For instance, the 65 black kids who were thrown out of a Philadelphia swimming pool last summer received national spotlight and were eventually somewhat compensated with a free trip to Disney World courtesy of a donor. In contrast, the white family in Ohio which was allegedly assaulted by gang of supremacist black teenagers got little national attention, and the nearly 200 white New York state employees who were fired so that the state could hire more minorities were mentioned merely perchance in a New York Post article. Although one would think Americans could handle the news of all these events like adults, the national media apparently does not, preferring only to show that which fits a politically correct worldview.
Most people recognize that there are also ideological differences within media outlets such as those between the Wall Street Journal and the New York Times, FOX News and MSNBC, The Times Leader and the Citizen's Voice, or even local talk show host Nancy Kaman and Sue Henry!
This diversity in opinion has created many media rivalries. White House communications director Anita Dunn recently lashed out at FOX News, claiming that it is a propaganda arm of the Republican Party. FOX's Glenn Beck shot back by showing a clip of Anita Dunn saying, in a speech to high schoolers, that communist dictator Mao Tse-tung was one of her favorite political philosophers.
Some people, namely politicians, are upset about conservative dominated talk-radio. Contrastingly, people on the right complain about American Universities where, according to a University of Toronto study, a professor is nearly 5 times more likely to identify herself as liberal than as conservative.
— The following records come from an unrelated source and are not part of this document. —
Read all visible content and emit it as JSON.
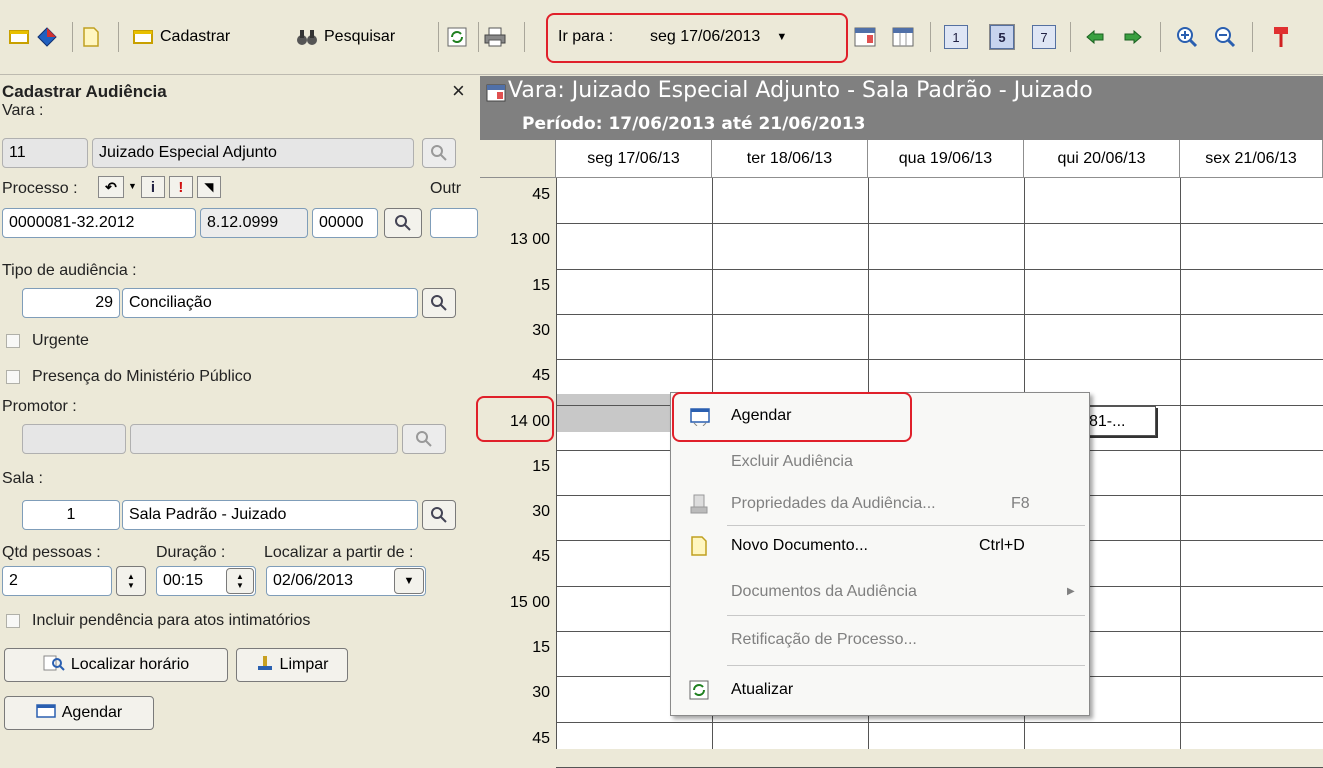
{
  "toolbar": {
    "cadastrar": "Cadastrar",
    "pesquisar": "Pesquisar",
    "ir_para_label": "Ir para :",
    "ir_para_value": "seg 17/06/2013",
    "view_day": "1",
    "view_workweek": "5",
    "view_week": "7"
  },
  "panel": {
    "title": "Cadastrar Audiência",
    "close": "×",
    "vara_label": "Vara :",
    "vara_code": "11",
    "vara_name": "Juizado Especial Adjunto",
    "processo_label": "Processo :",
    "outros_label": "Outr",
    "processo_num": "0000081-32.2012",
    "processo_part2": "8.12.0999",
    "processo_part3": "00000",
    "tipo_label": "Tipo de audiência :",
    "tipo_code": "29",
    "tipo_name": "Conciliação",
    "urgente": "Urgente",
    "presenca": "Presença do Ministério Público",
    "promotor_label": "Promotor :",
    "sala_label": "Sala :",
    "sala_code": "1",
    "sala_name": "Sala Padrão - Juizado",
    "qtd_label": "Qtd pessoas :",
    "duracao_label": "Duração :",
    "localizar_label": "Localizar a partir de :",
    "qtd_value": "2",
    "duracao_value": "00:15",
    "localizar_value": "02/06/2013",
    "incluir": "Incluir pendência para atos intimatórios",
    "btn_localizar": "Localizar horário",
    "btn_limpar": "Limpar",
    "btn_agendar": "Agendar"
  },
  "schedule": {
    "title": "Vara: Juizado Especial Adjunto - Sala Padrão - Juizado",
    "periodo": "Período: 17/06/2013 até 21/06/2013",
    "days": [
      "seg 17/06/13",
      "ter 18/06/13",
      "qua 19/06/13",
      "qui 20/06/13",
      "sex 21/06/13"
    ],
    "times": [
      "45",
      "13 00",
      "15",
      "30",
      "45",
      "14 00",
      "15",
      "30",
      "45",
      "15 00",
      "15",
      "30",
      "45"
    ],
    "appointment_text": "81-..."
  },
  "context_menu": {
    "agendar": "Agendar",
    "excluir": "Excluir Audiência",
    "propriedades": "Propriedades da Audiência...",
    "propriedades_shortcut": "F8",
    "novo_documento": "Novo Documento...",
    "novo_documento_shortcut": "Ctrl+D",
    "documentos": "Documentos da Audiência",
    "retificacao": "Retificação de Processo...",
    "atualizar": "Atualizar"
  }
}
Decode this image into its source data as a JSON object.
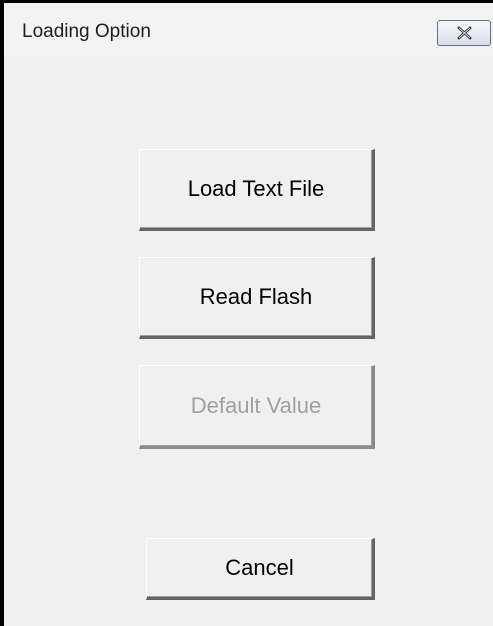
{
  "window": {
    "title": "Loading Option",
    "close_icon": "close-icon"
  },
  "buttons": {
    "load_text_file": "Load Text File",
    "read_flash": "Read Flash",
    "default_value": "Default Value",
    "cancel": "Cancel"
  },
  "colors": {
    "dialog_background": "#f0f0f0",
    "disabled_text": "#a0a0a0",
    "button_shadow": "#646464"
  }
}
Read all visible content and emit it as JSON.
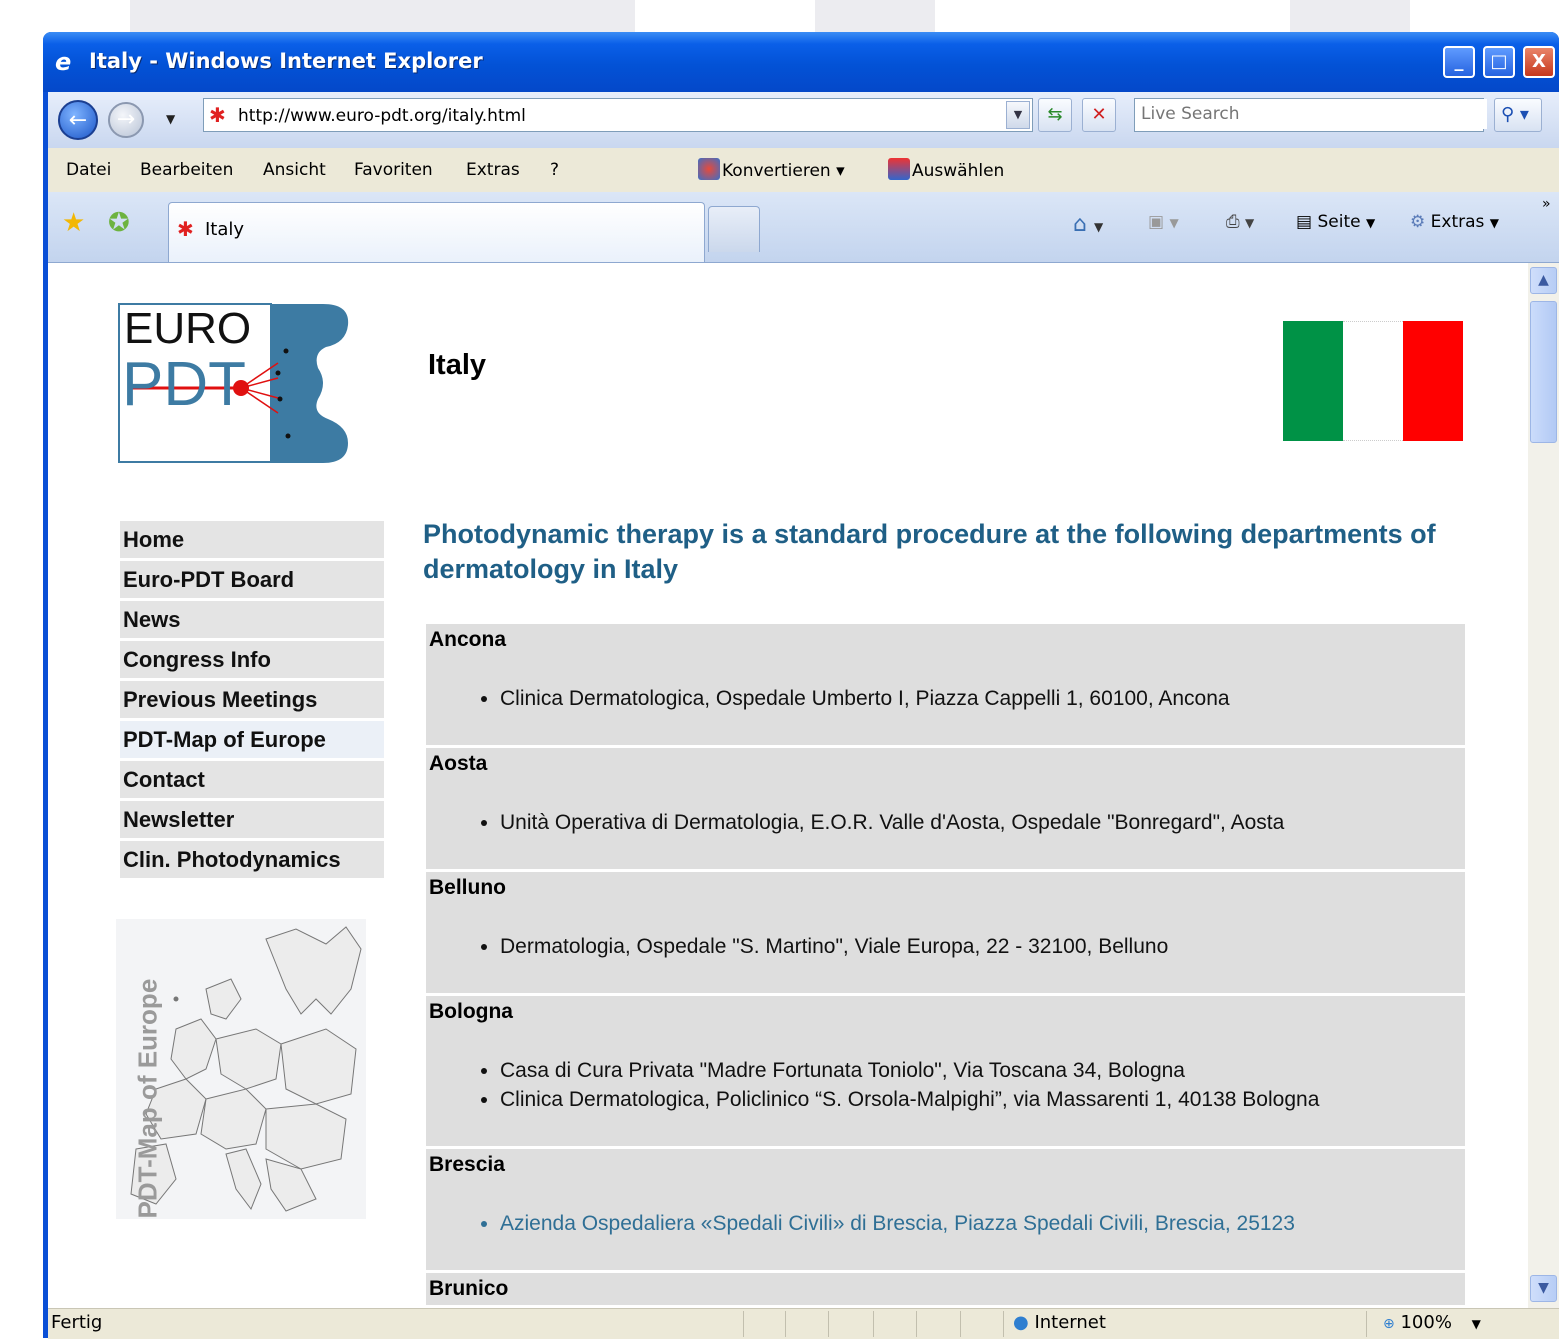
{
  "window": {
    "title": "Italy - Windows Internet Explorer",
    "controls": [
      "_",
      "□",
      "X"
    ]
  },
  "navigation": {
    "url": "http://www.euro-pdt.org/italy.html",
    "search_placeholder": "Live Search"
  },
  "menu": {
    "items": [
      "Datei",
      "Bearbeiten",
      "Ansicht",
      "Favoriten",
      "Extras",
      "?"
    ],
    "convert_label": "Konvertieren",
    "select_label": "Auswählen"
  },
  "tabs": {
    "active_tab_label": "Italy",
    "page_label": "Seite",
    "tools_label": "Extras"
  },
  "page": {
    "logo_text_top": "EURO",
    "logo_text_bottom": "PDT",
    "heading": "Italy",
    "flag_colors": [
      "#009246",
      "#ffffff",
      "#ff0000"
    ],
    "nav": [
      "Home",
      "Euro-PDT Board",
      "News",
      "Congress Info",
      "Previous Meetings",
      "PDT-Map of Europe",
      "Contact",
      "Newsletter",
      "Clin. Photodynamics"
    ],
    "map_label": "PDT-Map of Europe",
    "intro": "Photodynamic therapy is a standard procedure at the following departments of dermatology in Italy",
    "cities": [
      {
        "name": "Ancona",
        "entries": [
          "Clinica Dermatologica, Ospedale Umberto I, Piazza Cappelli 1, 60100, Ancona"
        ]
      },
      {
        "name": "Aosta",
        "entries": [
          "Unità Operativa di Dermatologia, E.O.R. Valle d'Aosta, Ospedale \"Bonregard\", Aosta"
        ]
      },
      {
        "name": "Belluno",
        "entries": [
          "Dermatologia, Ospedale \"S. Martino\", Viale Europa, 22 - 32100, Belluno"
        ]
      },
      {
        "name": "Bologna",
        "entries": [
          "Casa di Cura Privata \"Madre Fortunata Toniolo\", Via Toscana 34, Bologna",
          "Clinica Dermatologica, Policlinico “S. Orsola-Malpighi”, via Massarenti 1, 40138 Bologna"
        ]
      },
      {
        "name": "Brescia",
        "entries": [
          "Azienda Ospedaliera «Spedali Civili» di Brescia, Piazza Spedali Civili, Brescia, 25123"
        ]
      },
      {
        "name": "Brunico",
        "entries": []
      }
    ]
  },
  "status": {
    "text": "Fertig",
    "zone": "Internet",
    "zoom": "100%"
  }
}
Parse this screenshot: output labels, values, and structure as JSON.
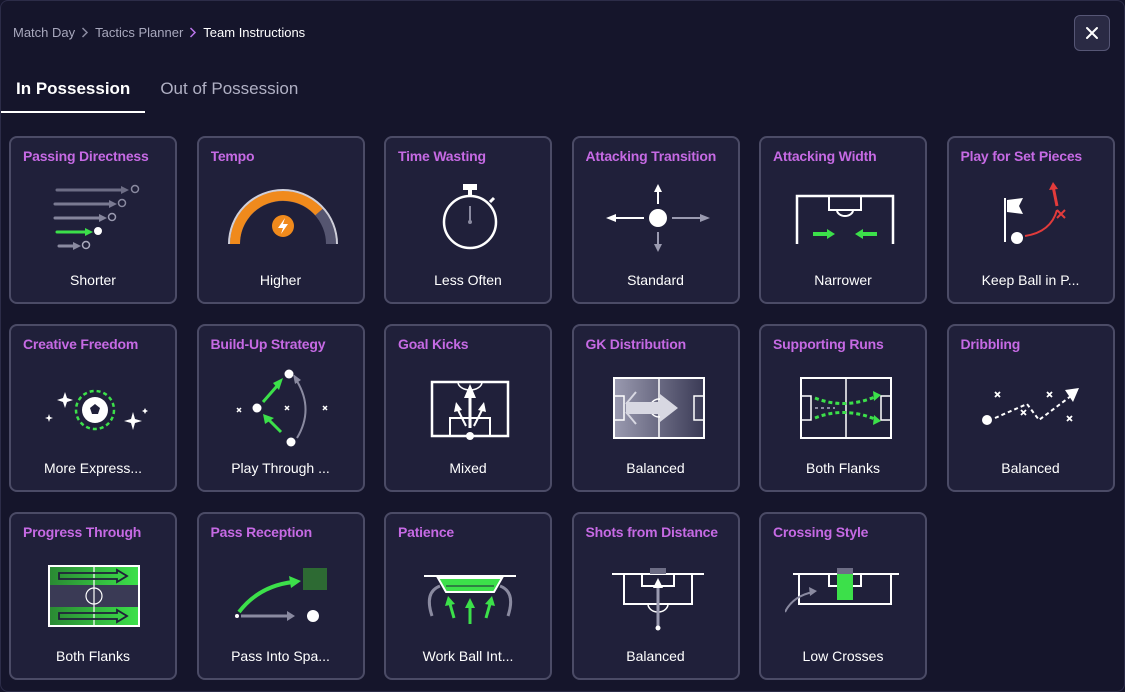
{
  "breadcrumb": {
    "items": [
      "Match Day",
      "Tactics Planner",
      "Team Instructions"
    ]
  },
  "tabs": [
    {
      "label": "In Possession",
      "active": true
    },
    {
      "label": "Out of Possession",
      "active": false
    }
  ],
  "cards": [
    {
      "title": "Passing Directness",
      "value": "Shorter",
      "icon": "passing-directness-icon"
    },
    {
      "title": "Tempo",
      "value": "Higher",
      "icon": "tempo-gauge-icon"
    },
    {
      "title": "Time Wasting",
      "value": "Less Often",
      "icon": "stopwatch-icon"
    },
    {
      "title": "Attacking Transition",
      "value": "Standard",
      "icon": "transition-arrows-icon"
    },
    {
      "title": "Attacking Width",
      "value": "Narrower",
      "icon": "attacking-width-icon"
    },
    {
      "title": "Play for Set Pieces",
      "value": "Keep Ball in P...",
      "icon": "corner-flag-icon"
    },
    {
      "title": "Creative Freedom",
      "value": "More Express...",
      "icon": "sparkle-ball-icon"
    },
    {
      "title": "Build-Up Strategy",
      "value": "Play Through ...",
      "icon": "build-up-icon"
    },
    {
      "title": "Goal Kicks",
      "value": "Mixed",
      "icon": "goal-kick-icon"
    },
    {
      "title": "GK Distribution",
      "value": "Balanced",
      "icon": "gk-distribution-icon"
    },
    {
      "title": "Supporting Runs",
      "value": "Both Flanks",
      "icon": "supporting-runs-icon"
    },
    {
      "title": "Dribbling",
      "value": "Balanced",
      "icon": "dribbling-icon"
    },
    {
      "title": "Progress Through",
      "value": "Both Flanks",
      "icon": "progress-pitch-icon"
    },
    {
      "title": "Pass Reception",
      "value": "Pass Into Spa...",
      "icon": "pass-reception-icon"
    },
    {
      "title": "Patience",
      "value": "Work Ball Int...",
      "icon": "patience-icon"
    },
    {
      "title": "Shots from Distance",
      "value": "Balanced",
      "icon": "shots-distance-icon"
    },
    {
      "title": "Crossing Style",
      "value": "Low Crosses",
      "icon": "crossing-style-icon"
    }
  ],
  "colors": {
    "background": "#15152b",
    "card": "#20203a",
    "card_border": "#4b4b66",
    "title_accent": "#c66ae4",
    "green": "#3ce04a",
    "orange": "#f08a1c",
    "red": "#e23b3b"
  }
}
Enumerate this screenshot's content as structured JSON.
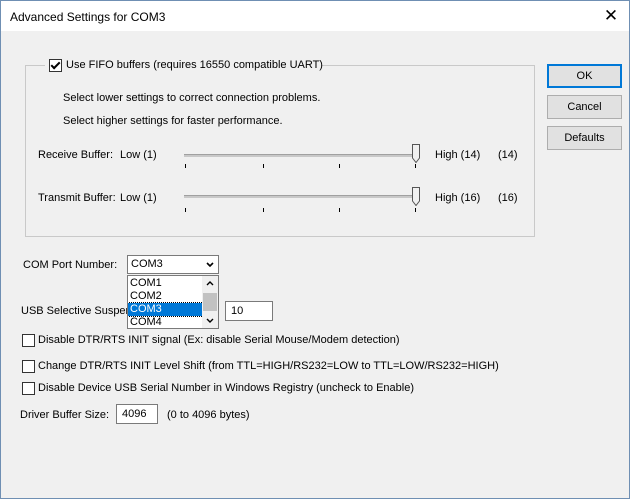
{
  "window": {
    "title": "Advanced Settings for COM3",
    "close_glyph": "✕"
  },
  "fifo": {
    "checkbox_label": "Use FIFO buffers (requires 16550 compatible UART)",
    "checked": true,
    "hint_lower": "Select lower settings to correct connection problems.",
    "hint_higher": "Select higher settings for faster performance.",
    "receive": {
      "label": "Receive Buffer:",
      "low": "Low (1)",
      "high": "High (14)",
      "value": "(14)",
      "level_fraction": 1.0
    },
    "transmit": {
      "label": "Transmit Buffer:",
      "low": "Low (1)",
      "high": "High (16)",
      "value": "(16)",
      "level_fraction": 1.0
    }
  },
  "buttons": {
    "ok": "OK",
    "cancel": "Cancel",
    "defaults": "Defaults"
  },
  "com_port": {
    "label": "COM Port Number:",
    "selected": "COM3",
    "options": [
      "COM1",
      "COM2",
      "COM3",
      "COM4"
    ]
  },
  "usb_suspend": {
    "label": "USB Selective Suspend",
    "value": "10"
  },
  "options": [
    {
      "label": "Disable DTR/RTS INIT signal (Ex: disable Serial Mouse/Modem detection)",
      "checked": false
    },
    {
      "label": "Change DTR/RTS INIT Level Shift (from TTL=HIGH/RS232=LOW to TTL=LOW/RS232=HIGH)",
      "checked": false
    },
    {
      "label": "Disable Device USB Serial Number in Windows Registry (uncheck to Enable)",
      "checked": false
    }
  ],
  "driver_buffer": {
    "label": "Driver Buffer Size:",
    "value": "4096",
    "range": "(0 to 4096 bytes)"
  },
  "colors": {
    "accent": "#0078d7",
    "window_bg": "#f0f0f0"
  }
}
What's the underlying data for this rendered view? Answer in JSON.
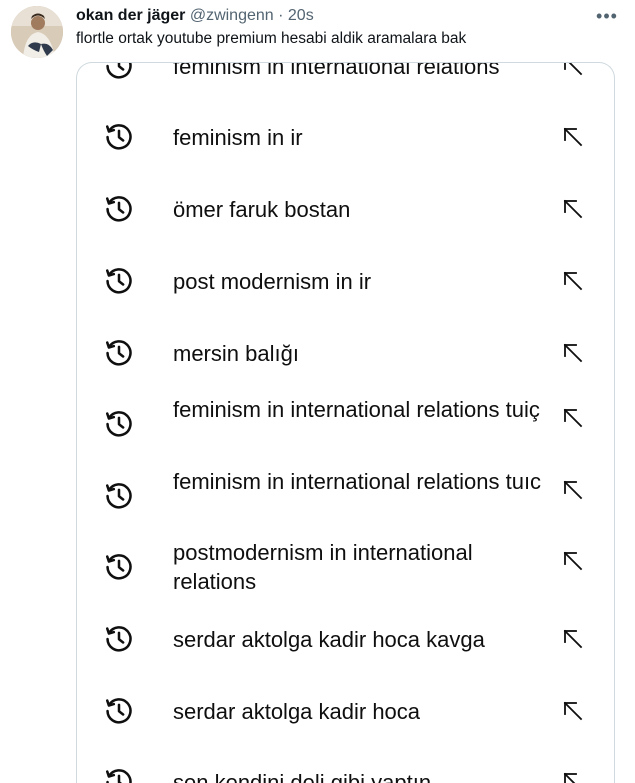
{
  "tweet": {
    "display_name": "okan der jäger",
    "handle": "@zwingenn",
    "separator": "·",
    "time": "20s",
    "more_label": "•••",
    "text": "flortle ortak youtube premium hesabi aldik aramalara bak"
  },
  "search_history": [
    {
      "query": "feminism in international relations"
    },
    {
      "query": "feminism in ir"
    },
    {
      "query": "ömer faruk bostan"
    },
    {
      "query": "post modernism in ir"
    },
    {
      "query": "mersin balığı"
    },
    {
      "query": "feminism in international relations tuiç"
    },
    {
      "query": "feminism in international relations tuıc"
    },
    {
      "query": "postmodernism in international relations"
    },
    {
      "query": "serdar aktolga kadir hoca kavga"
    },
    {
      "query": "serdar aktolga kadir hoca"
    },
    {
      "query": "sen kendini deli gibi yaptın"
    }
  ],
  "icons": {
    "history": "history-clock-icon",
    "fill": "arrow-up-left-icon",
    "more": "more-horizontal-icon"
  },
  "colors": {
    "text_primary": "#0f1419",
    "text_secondary": "#536471",
    "border": "#cfd9de"
  }
}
Strangely enough, the only sort mitigatory legislation being proposed, a kind of "fairness doctrine," would target only radio stations.
Is such diversity of perspective in media a good thing? Gone are the days of Walter Cronkite when few gave the news to many, especially since the advent of Internet news sites like the Huffington Post and CNS News. Several lament the fact that Americans no longer have a common news experience like they did when Cronkite anchored in the 60's and 70's. Many still blame the diversifying media for creating an ideological gap in America, but one may also speculate that the media somewhat reflects a widening culture gap. Regardless, before one clamors for homogenization of the media via a fairness doctrine or other means, it's a good idea to empathize with one's political opponents and ask: if I were in his or her shoes, would I want someone to tell me that my lone opinion is illegal or that my free speech needs to be balanced out? as if there were only two sides to every issue? Moreover, multiple news outlets each having differing slants ensure against wide-scale media error. To paraphrase an idea of Frederic Bastiat, it is better if one of many news services err than if a single monopoly news service errs.
As long as free speech reigns in America, one must rely largely on websites to make media bias known. For instance, conservative sites such as newsbusters reveal liberal media bias. George Soros' media matters shows material from conservative sites. Newshounds covers bias on FOX News while Times Watch exposes bias in the New York Times. Other sites such as The Pew Research Center cover more general aspects of media outlets.
And for solidarity's sake, I admit that this very article is biased with respect to the which topics I cover, but I believe I present the topics fairly.